The timing is perfect. Ignatieff needed a few months to raise money and work out his strategy, and the summer is too slow a news cycle, but now that fall is here the Liberals are starting to move their pieces into place. No longer supporting the government, Ignatieff can now move into a more prominent position, taking control and proposing policies. The Liberals are essentially in campaign mode now. (At least that's the way it looks to me, and since I sometimes get quoted by Conservatives as if I'm a party insider, let me reiterate that I ain't.)
I predict that the longer the NDP props up the government, the stronger we'll get. The chances are very good that Ignatieff will form the next government.

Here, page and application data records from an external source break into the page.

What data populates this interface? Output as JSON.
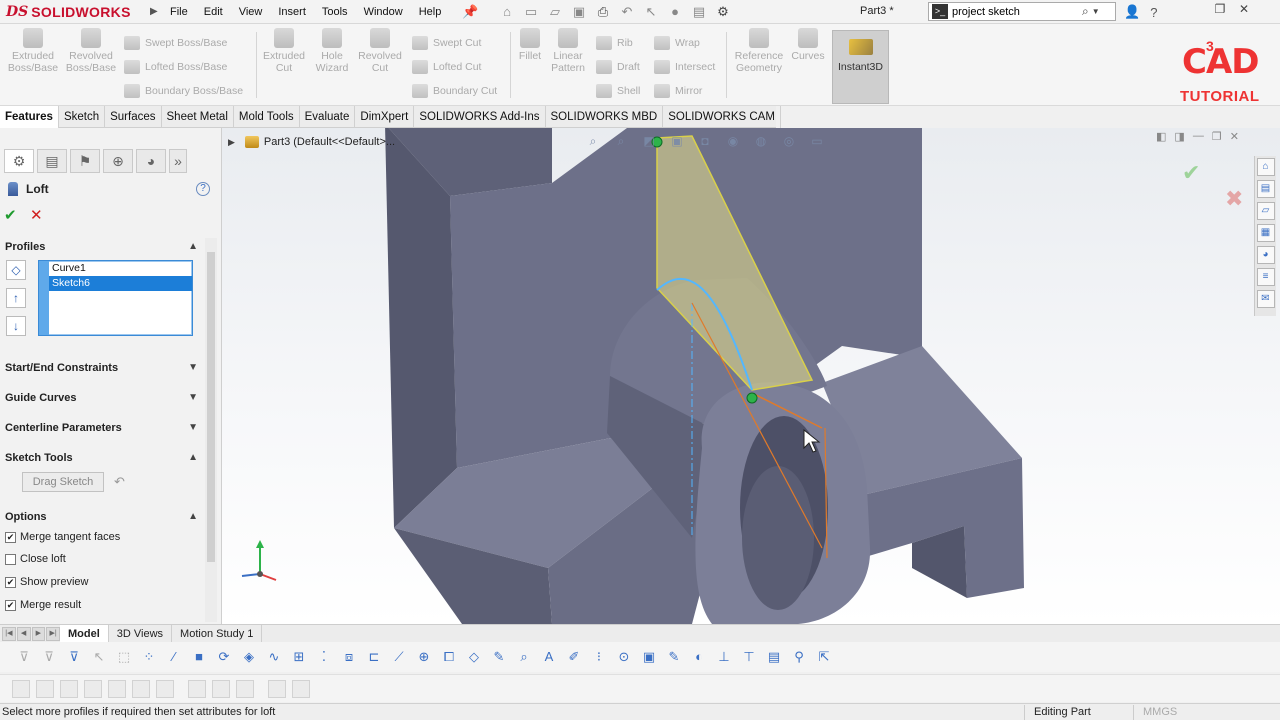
{
  "app": {
    "brand_prefix": "DS",
    "brand": "SOLIDWORKS",
    "doc_title": "Part3 *"
  },
  "menu": [
    "File",
    "Edit",
    "View",
    "Insert",
    "Tools",
    "Window",
    "Help"
  ],
  "search": {
    "value": "project sketch"
  },
  "command_manager": {
    "big": [
      {
        "label": "Extruded\nBoss/Base",
        "icon": "extruded-boss-icon"
      },
      {
        "label": "Revolved\nBoss/Base",
        "icon": "revolved-boss-icon"
      },
      {
        "label": "Extruded\nCut",
        "icon": "extruded-cut-icon"
      },
      {
        "label": "Hole\nWizard",
        "icon": "hole-wizard-icon"
      },
      {
        "label": "Revolved\nCut",
        "icon": "revolved-cut-icon"
      },
      {
        "label": "Fillet",
        "icon": "fillet-icon"
      },
      {
        "label": "Linear\nPattern",
        "icon": "linear-pattern-icon"
      },
      {
        "label": "Reference\nGeometry",
        "icon": "reference-geometry-icon"
      },
      {
        "label": "Curves",
        "icon": "curves-icon"
      }
    ],
    "small_boss": [
      "Swept Boss/Base",
      "Lofted Boss/Base",
      "Boundary Boss/Base"
    ],
    "small_cut": [
      "Swept Cut",
      "Lofted Cut",
      "Boundary Cut"
    ],
    "small_ops1": [
      "Rib",
      "Draft",
      "Shell"
    ],
    "small_ops2": [
      "Wrap",
      "Intersect",
      "Mirror"
    ],
    "instant3d": "Instant3D"
  },
  "watermark": {
    "line1": "CAD",
    "sup": "3",
    "line2": "TUTORIAL"
  },
  "tabs": [
    "Features",
    "Sketch",
    "Surfaces",
    "Sheet Metal",
    "Mold Tools",
    "Evaluate",
    "DimXpert",
    "SOLIDWORKS Add-Ins",
    "SOLIDWORKS MBD",
    "SOLIDWORKS CAM"
  ],
  "property_manager": {
    "title": "Loft",
    "profiles_header": "Profiles",
    "profiles": [
      "Curve1",
      "Sketch6"
    ],
    "sections": [
      "Start/End Constraints",
      "Guide Curves",
      "Centerline Parameters"
    ],
    "sketch_tools_header": "Sketch Tools",
    "drag_sketch": "Drag Sketch",
    "options_header": "Options",
    "options": [
      {
        "label": "Merge tangent faces",
        "checked": true
      },
      {
        "label": "Close loft",
        "checked": false
      },
      {
        "label": "Show preview",
        "checked": true
      },
      {
        "label": "Merge result",
        "checked": true
      }
    ]
  },
  "viewport": {
    "tree_label": "Part3  (Default<<Default>..."
  },
  "bottom_tabs": [
    "Model",
    "3D Views",
    "Motion Study 1"
  ],
  "status": {
    "message": "Select more profiles if required then set attributes for loft",
    "mode": "Editing Part",
    "units": "MMGS"
  },
  "colors": {
    "brand": "#c8102e",
    "model": "#6e7289",
    "preview": "#e8e08a",
    "accent": "#1c7ed8"
  }
}
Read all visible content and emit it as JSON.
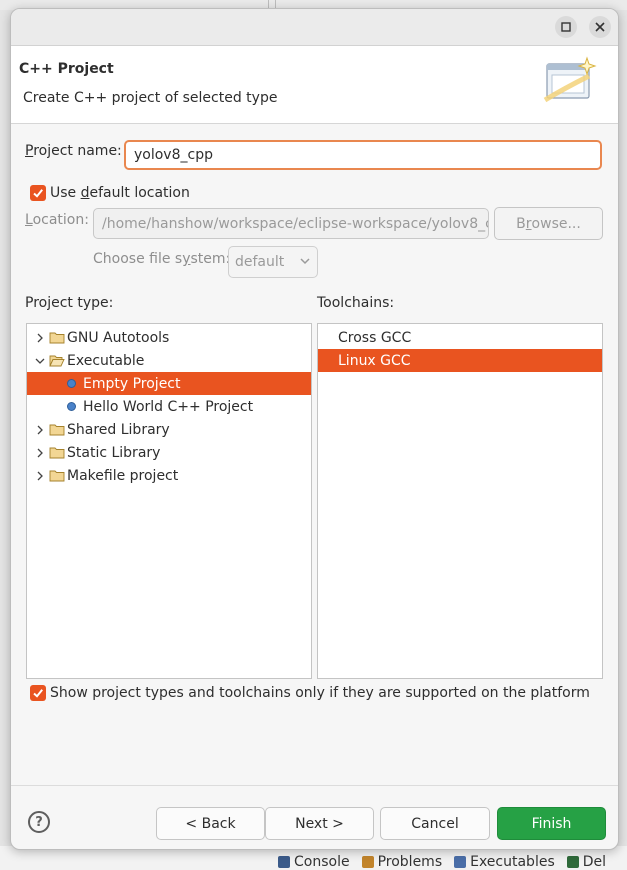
{
  "dialog": {
    "title": "C++ Project",
    "description": "Create C++ project of selected type"
  },
  "project_name": {
    "label_prefix": "P",
    "label_rest": "roject name:",
    "value": "yolov8_cpp"
  },
  "default_location": {
    "checked": true,
    "label_pre": "Use ",
    "label_u": "d",
    "label_post": "efault location"
  },
  "location": {
    "label_u": "L",
    "label_rest": "ocation:",
    "value": "/home/hanshow/workspace/eclipse-workspace/yolov8_c",
    "browse_u": "r",
    "browse_pre": "B",
    "browse_post": "owse..."
  },
  "file_system": {
    "label_pre": "Choose file s",
    "label_u": "y",
    "label_post": "stem:",
    "value": "default"
  },
  "project_type": {
    "label": "Project type:",
    "items": [
      {
        "label": "GNU Autotools",
        "kind": "folder",
        "expanded": false,
        "level": 0,
        "selected": false
      },
      {
        "label": "Executable",
        "kind": "folder",
        "expanded": true,
        "level": 0,
        "selected": false
      },
      {
        "label": "Empty Project",
        "kind": "leaf",
        "level": 1,
        "selected": true
      },
      {
        "label": "Hello World C++ Project",
        "kind": "leaf",
        "level": 1,
        "selected": false
      },
      {
        "label": "Shared Library",
        "kind": "folder",
        "expanded": false,
        "level": 0,
        "selected": false
      },
      {
        "label": "Static Library",
        "kind": "folder",
        "expanded": false,
        "level": 0,
        "selected": false
      },
      {
        "label": "Makefile project",
        "kind": "folder",
        "expanded": false,
        "level": 0,
        "selected": false
      }
    ]
  },
  "toolchains": {
    "label": "Toolchains:",
    "items": [
      {
        "label": "Cross GCC",
        "selected": false
      },
      {
        "label": "Linux GCC",
        "selected": true
      }
    ]
  },
  "supported_only": {
    "checked": true,
    "label": "Show project types and toolchains only if they are supported on the platform"
  },
  "buttons": {
    "help": "?",
    "back": "< Back",
    "next": "Next >",
    "cancel": "Cancel",
    "finish": "Finish"
  },
  "background_tabs": [
    {
      "label": "Console",
      "icon": "console-icon"
    },
    {
      "label": "Problems",
      "icon": "problems-icon"
    },
    {
      "label": "Executables",
      "icon": "executables-icon"
    },
    {
      "label": "Del",
      "icon": "debugger-icon"
    }
  ],
  "colors": {
    "accent": "#e95420",
    "focus_border": "#e9874f",
    "finish": "#26a145"
  }
}
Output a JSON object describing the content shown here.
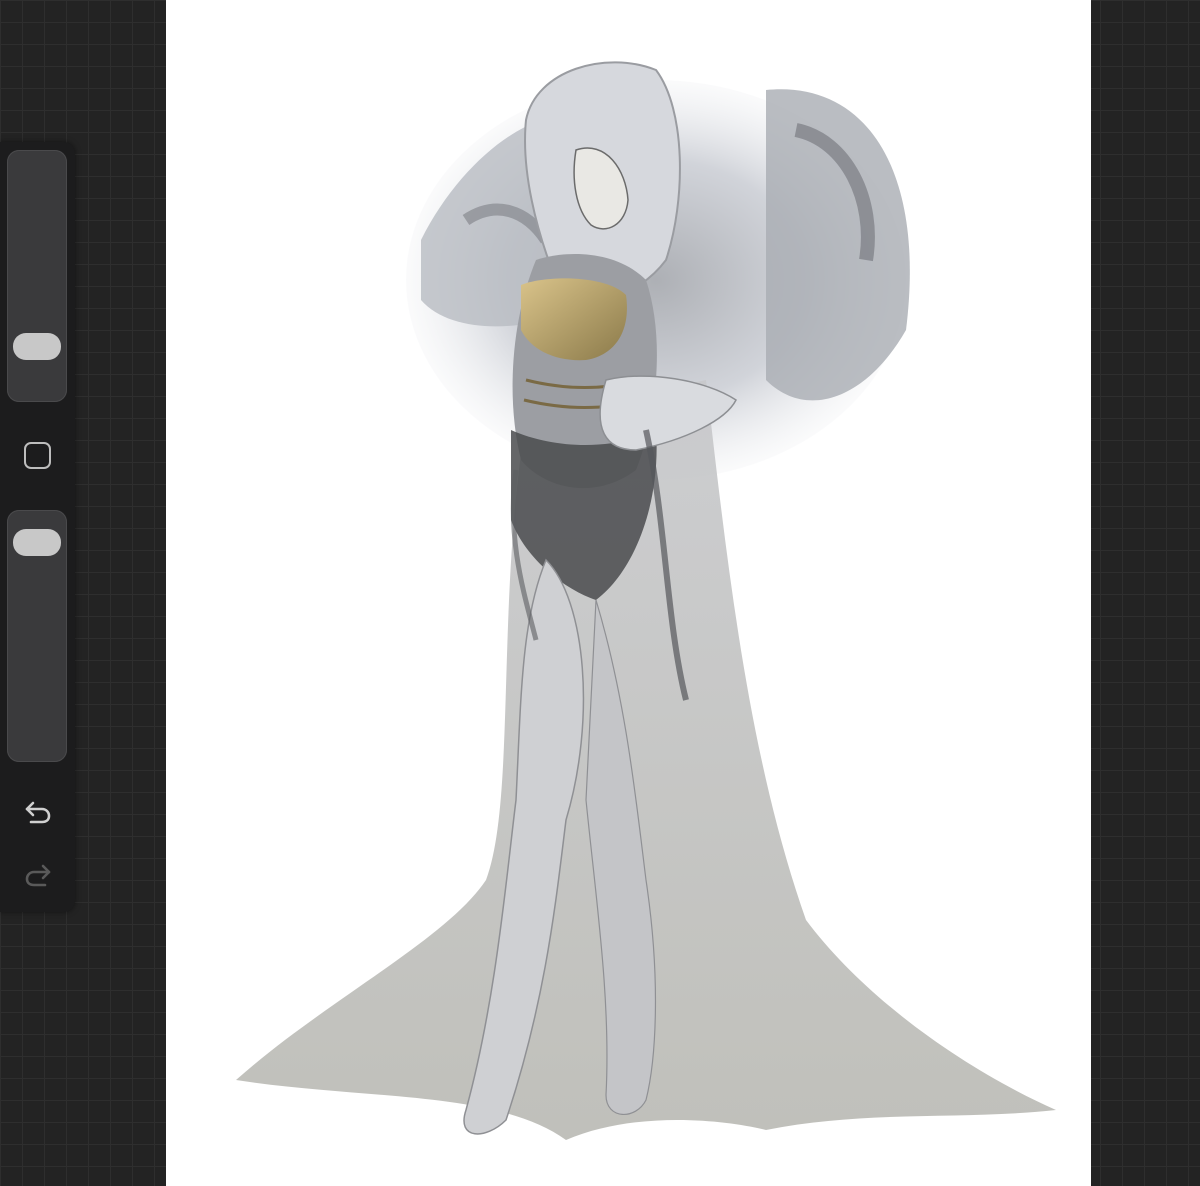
{
  "app": {
    "canvas_background": "#ffffff",
    "workspace_background": "#232323"
  },
  "sidebar": {
    "brush_size": 0.25,
    "brush_opacity": 0.92,
    "modifier_icon": "square-icon",
    "undo_icon": "undo-arrow-icon",
    "redo_icon": "redo-arrow-icon",
    "redo_enabled": false
  },
  "artwork": {
    "description_icon": "painting-canvas"
  }
}
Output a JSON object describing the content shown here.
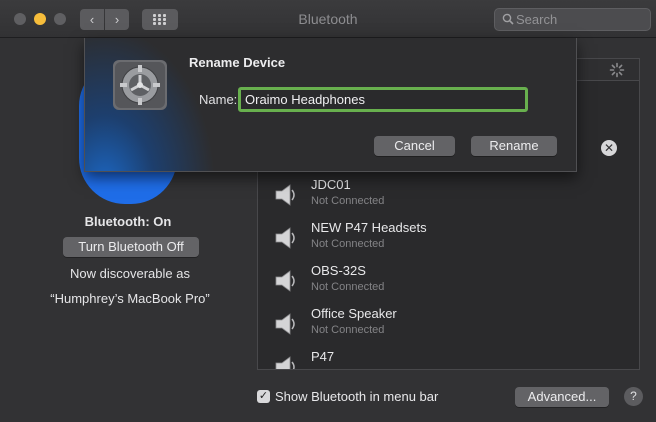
{
  "window": {
    "title": "Bluetooth"
  },
  "search": {
    "placeholder": "Search"
  },
  "left": {
    "status": "Bluetooth: On",
    "toggle_label": "Turn Bluetooth Off",
    "discoverable_line1": "Now discoverable as",
    "discoverable_line2": "“Humphrey’s MacBook Pro”"
  },
  "devices": [
    {
      "name": "JDC01",
      "status": "Not Connected"
    },
    {
      "name": "NEW P47 Headsets",
      "status": "Not Connected"
    },
    {
      "name": "OBS-32S",
      "status": "Not Connected"
    },
    {
      "name": "Office Speaker",
      "status": "Not Connected"
    },
    {
      "name": "P47",
      "status": ""
    }
  ],
  "footer": {
    "show_in_menu_bar": "Show Bluetooth in menu bar",
    "advanced_label": "Advanced...",
    "help_label": "?"
  },
  "sheet": {
    "title": "Rename Device",
    "name_label": "Name:",
    "name_value": "Oraimo Headphones",
    "cancel_label": "Cancel",
    "rename_label": "Rename"
  },
  "colors": {
    "accent_blue": "#1f6de8",
    "focus_green": "#68b04e"
  },
  "icons": [
    "search-icon",
    "gear-icon",
    "speaker-icon",
    "spinner-icon",
    "remove-icon",
    "checkmark-icon"
  ]
}
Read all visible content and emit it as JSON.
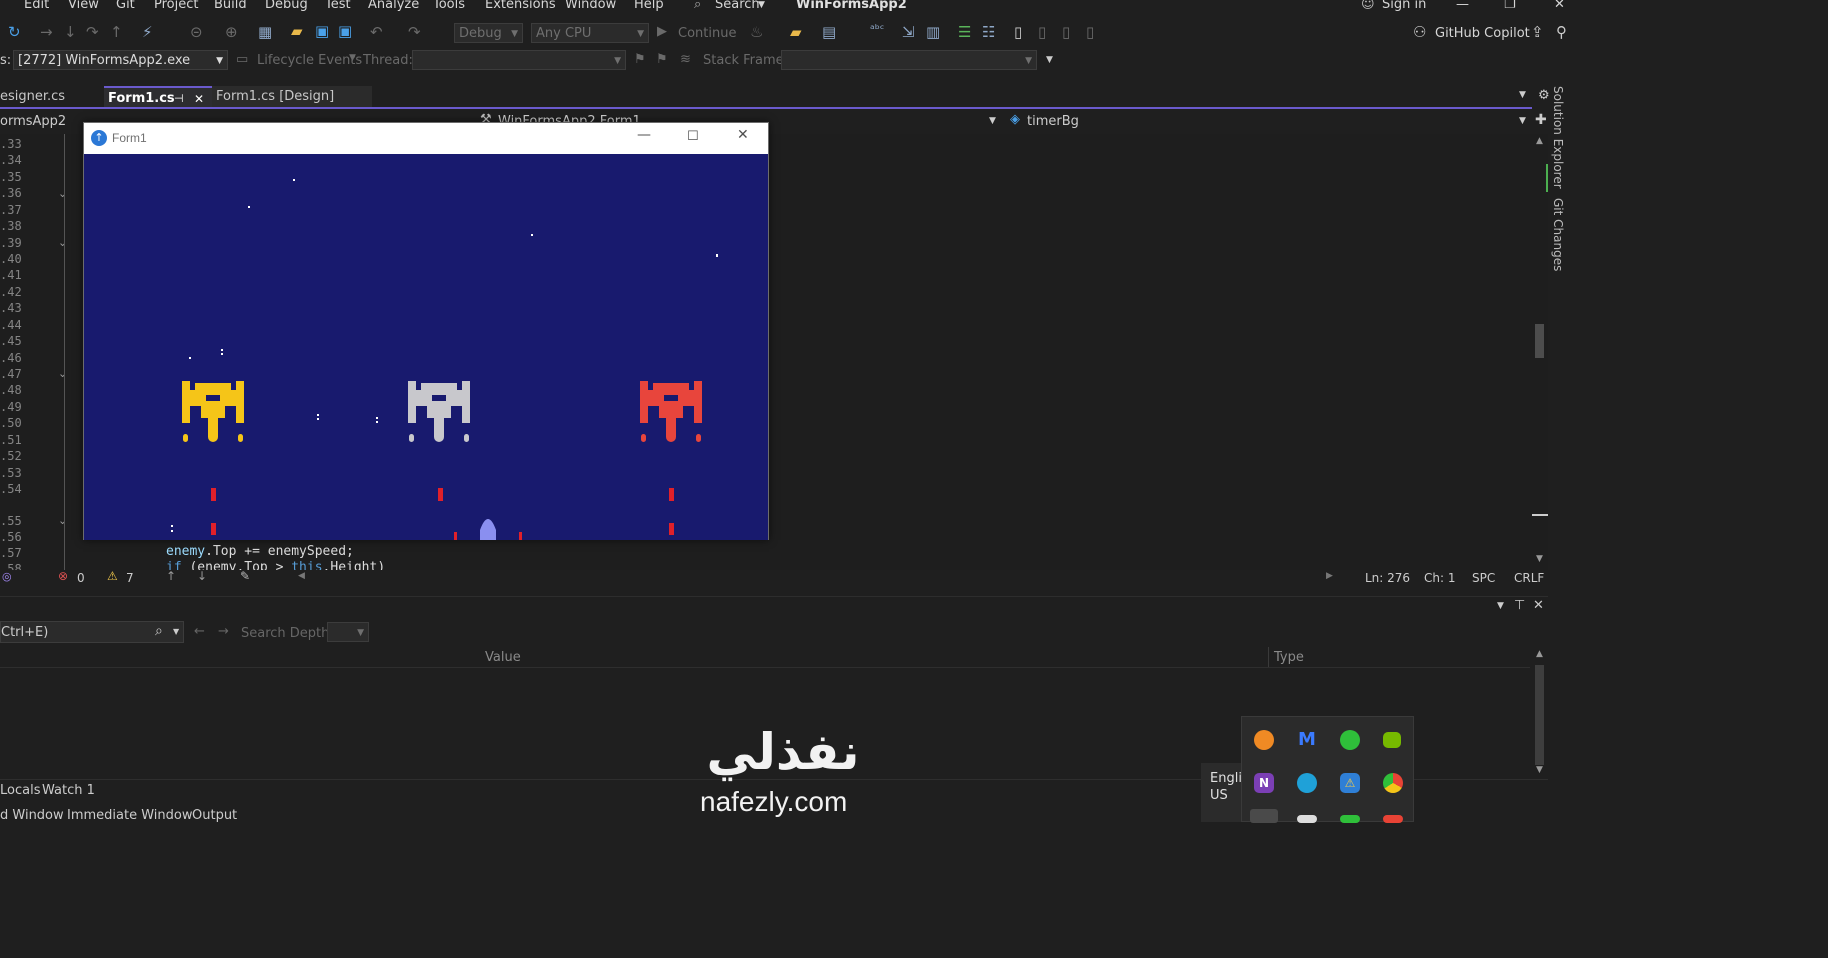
{
  "menu": {
    "items": [
      "Edit",
      "View",
      "Git",
      "Project",
      "Build",
      "Debug",
      "Test",
      "Analyze",
      "Tools",
      "Extensions",
      "Window",
      "Help"
    ],
    "search_label": "Search",
    "solution_title": "WinFormsApp2",
    "sign_in": "Sign in"
  },
  "toolbar": {
    "config": "Debug",
    "platform": "Any CPU",
    "continue_label": "Continue",
    "copilot_label": "GitHub Copilot"
  },
  "debugbar": {
    "process_label": "s:",
    "process_value": "[2772] WinFormsApp2.exe",
    "lifecycle_label": "Lifecycle Events",
    "thread_label": "Thread:",
    "stackframe_label": "Stack Frame:"
  },
  "tabs": [
    {
      "label": "esigner.cs"
    },
    {
      "label": "Form1.cs"
    },
    {
      "label": "Form1.cs [Design]"
    }
  ],
  "navbar": {
    "project": "ormsApp2",
    "class": "WinFormsApp2.Form1",
    "member": "timerBg"
  },
  "editor": {
    "line_numbers": [
      ".33",
      ".34",
      ".35",
      ".36",
      ".37",
      ".38",
      ".39",
      ".40",
      ".41",
      ".42",
      ".43",
      ".44",
      ".45",
      ".46",
      ".47",
      ".48",
      ".49",
      ".50",
      ".51",
      ".52",
      ".53",
      ".54",
      ".55",
      ".56",
      ".57",
      ".58"
    ],
    "code_line_1": {
      "a": "enemy",
      "b": ".Top += enemySpeed;"
    },
    "code_line_2": {
      "a": "if",
      "b": " (enemy.Top > ",
      "c": "this",
      "d": ".Height)"
    }
  },
  "status": {
    "errors": "0",
    "warnings": "7",
    "ln": "Ln: 276",
    "ch": "Ch: 1",
    "spc": "SPC",
    "crlf": "CRLF"
  },
  "right_rail": {
    "solution_explorer": "Solution Explorer",
    "git_changes": "Git Changes"
  },
  "form1": {
    "title": "Form1",
    "ships": [
      {
        "color": "#f5c518"
      },
      {
        "color": "#c8c8cc"
      },
      {
        "color": "#e8453c"
      }
    ],
    "background": "#181a6e",
    "bullet_color": "#e0202a"
  },
  "locals_panel": {
    "search_placeholder": "Ctrl+E)",
    "search_depth_label": "Search Depth:",
    "col_value": "Value",
    "col_type": "Type",
    "bottom_tabs": [
      "Locals",
      "Watch 1"
    ],
    "window_tabs": [
      "d Window",
      "Immediate Window",
      "Output"
    ]
  },
  "tray": {
    "lang_line1": "Englis",
    "lang_line2": "US"
  },
  "watermark": {
    "arabic": "نفذلي",
    "latin": "nafezly.com"
  }
}
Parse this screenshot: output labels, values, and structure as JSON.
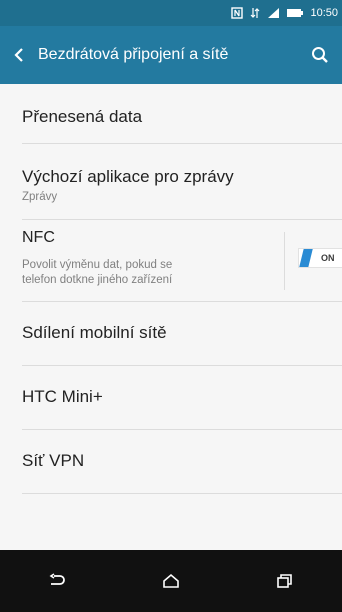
{
  "status_bar": {
    "time": "10:50",
    "icons": [
      "nfc-icon",
      "data-arrows-icon",
      "signal-icon",
      "battery-icon"
    ]
  },
  "app_bar": {
    "title": "Bezdrátová připojení a sítě",
    "back_icon": "chevron-left-icon",
    "search_icon": "search-icon"
  },
  "settings": {
    "items": [
      {
        "title": "Přenesená data"
      },
      {
        "title": "Výchozí aplikace pro zprávy",
        "subtitle": "Zprávy"
      },
      {
        "title": "NFC",
        "subtitle_line1": "Povolit výměnu dat, pokud se",
        "subtitle_line2": "telefon dotkne jiného zařízení",
        "toggle": "ON"
      },
      {
        "title": "Sdílení mobilní sítě"
      },
      {
        "title": "HTC Mini+"
      },
      {
        "title": "Síť VPN"
      }
    ]
  },
  "nav_bar": {
    "buttons": [
      "back-icon",
      "home-icon",
      "recent-apps-icon"
    ]
  },
  "colors": {
    "status_bar": "#1f6f8f",
    "app_bar": "#237aa0",
    "toggle_accent": "#2a8bd4",
    "nav_bar": "#111111"
  }
}
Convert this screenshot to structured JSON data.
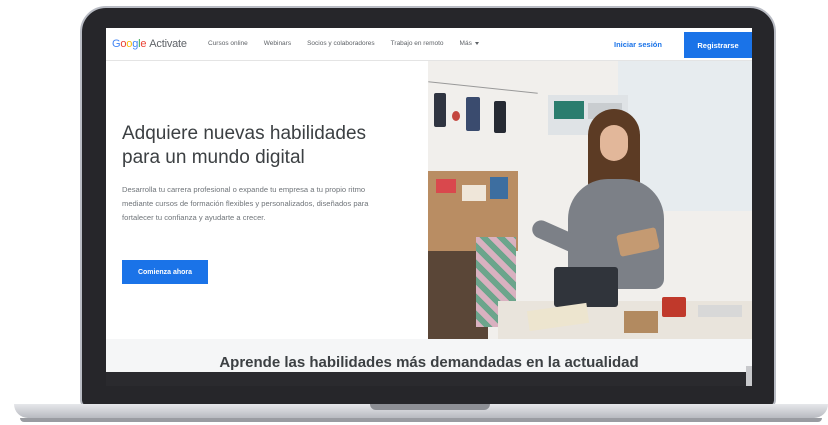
{
  "navbar": {
    "logo_google": [
      "G",
      "o",
      "o",
      "g",
      "l",
      "e"
    ],
    "logo_product": "Activate",
    "links": [
      "Cursos online",
      "Webinars",
      "Socios y colaboradores",
      "Trabajo en remoto"
    ],
    "more_label": "Más",
    "signin_label": "Iniciar sesión",
    "register_label": "Registrarse"
  },
  "hero": {
    "title_line1": "Adquiere nuevas habilidades",
    "title_line2": "para un mundo digital",
    "description": "Desarrolla tu carrera profesional o expande tu empresa a tu propio ritmo mediante cursos de formación flexibles y personalizados, diseñados para fortalecer tu confianza y ayudarte a crecer.",
    "cta_label": "Comienza ahora"
  },
  "section": {
    "heading": "Aprende las habilidades más demandadas en la actualidad"
  },
  "colors": {
    "brand_blue": "#1a73e8",
    "laptop_frame": "#26262a"
  }
}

If you missed the profile of Ignatieff in the September 7 issue of the New Yorker, you might want to go to a library and give it a read. It reveals a man who will be a very different leader from the lowest-common-denominator operator that we have now. Harper was a backroom boy, a crafty wheeler-dealer who follows a blunt and simplistic ideology. Ignatieff is a political commentator who has spent his life grappling with issues like how to balance the rights of the individual and the rights of the community, and he is ready to step up and redirect our nation in a way that hasn't happened since Trudeau. But Ignatieff will take us beyond Trudeau's liberal individualism (viz, the Charter of Rights) to a more sophisticated and evolved state of collective rights that will reconcile individual rights with our reality as a multicultural mosaic and state based on two cultures (or three, if John Ralston Saul has his way). Canada needs Igantieff's leadership to move us beyond the morass we've been in with Quebec, first nations, and pressures from new immigrants. The next election will be historic, and Canada hangs in the balance.